In order to trace and quantify the origins of the waters of the southbound cold East Greenland Current, Colin Stedmon and his fellow researchers will combine existing techniques based on inorganic nutrient concentrations, alkalinity, salinity and oxygen isotopes with a promising new technique to trace dissolved organic matter – using optical fingerprinting. The ultimate goal is to tease apart the relative contributions of Atlantic water, Arctic river water, Pacific water and Greenland ice melt.

 

Colin Stedmon, DTU Aqua:
“There is a concern to what extent increased freshwater from the Arctic will influence deep convection in the Nordic Seas and consequently the Meridional Overturning Circulation. Small changes in the freshwater escaping the East Greenland Current can potentially greatly influence convection and deep water production. The data we collect will help us evaluate the origins of the freshwater in the current and can be used to form, validate and improve the circulation and ecological models for this important region.”

 

In the footsteps of Forchhammer

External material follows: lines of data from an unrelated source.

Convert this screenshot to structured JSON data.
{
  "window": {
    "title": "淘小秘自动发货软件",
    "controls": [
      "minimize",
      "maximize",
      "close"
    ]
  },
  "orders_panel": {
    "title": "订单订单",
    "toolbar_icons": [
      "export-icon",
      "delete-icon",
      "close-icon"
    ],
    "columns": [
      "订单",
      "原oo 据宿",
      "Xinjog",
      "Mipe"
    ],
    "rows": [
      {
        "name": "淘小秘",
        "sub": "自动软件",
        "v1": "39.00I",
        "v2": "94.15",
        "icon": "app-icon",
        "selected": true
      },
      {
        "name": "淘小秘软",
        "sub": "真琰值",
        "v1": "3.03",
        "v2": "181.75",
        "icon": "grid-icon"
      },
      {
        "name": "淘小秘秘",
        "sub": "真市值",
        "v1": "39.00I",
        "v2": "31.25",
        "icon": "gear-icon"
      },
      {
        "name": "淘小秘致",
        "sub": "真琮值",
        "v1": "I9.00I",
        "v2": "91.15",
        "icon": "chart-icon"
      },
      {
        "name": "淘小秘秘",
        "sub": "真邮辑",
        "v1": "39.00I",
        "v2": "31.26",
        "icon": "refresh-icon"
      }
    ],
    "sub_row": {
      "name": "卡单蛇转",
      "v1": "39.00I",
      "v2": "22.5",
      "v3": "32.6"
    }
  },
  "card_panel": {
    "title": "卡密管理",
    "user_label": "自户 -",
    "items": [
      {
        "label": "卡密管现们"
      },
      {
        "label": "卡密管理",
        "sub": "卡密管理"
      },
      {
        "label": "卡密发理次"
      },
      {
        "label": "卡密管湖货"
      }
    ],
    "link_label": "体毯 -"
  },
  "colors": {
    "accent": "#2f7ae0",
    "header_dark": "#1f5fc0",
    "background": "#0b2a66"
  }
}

The fingerprinting technique, although new, builds on the work of pioneers like Forchammer.

 

“Forchammer carried out some of the earliest work on investigating the origins of waters in currents based on the measurement of the major components of seawater. With modern techniques we can now measure even more of the salts and compounds present in seawater and use these to further differentiate between different waters, for instance freshwater from Siberian rivers compared to melt water from sea ice or Greenland),” says Colin Stedmon.

 

150 years ago, with the limited number of samples from the region and the unfortunate location of Schaffners sampling points too far from the Greenland coast, Forchammer concluded that the East Greenland Current was not a polar current, but a returning branch of the Gulf Stream due to its high salinity. However, had his samples originated from closer to the coast, he would have found the true East Greenland Current with polar waters of low salinity and temperatures below zero.

 

“Today we understand the pivotal role that the waters east of Greenland play in the global circulation of water and climate. The samples collected and methods developed on the upcoming Dana cruise will hopefully help to connect the dots even further, so that scientists can improve and refine their calculation on how the ocean willrespond to and influence a changing climate” concludes the cruise leader.

  

Further information:

Cruise leader Colin Stedmon, DTU Aqua

cost@aqua.dtu.dk

+45 29418314

http://www.staff.dtu.dk/cost

 

During cruise from September 2nd-16th 2012:
Professor Andre Visser, DTU Aqua (head of the NAACOS project)

awv@aqua.dtu.dk
+45 35883425
http://www.aqua.dtu.dk/English/About/Employees.aspx?lg=showcommon&id=39695&type=person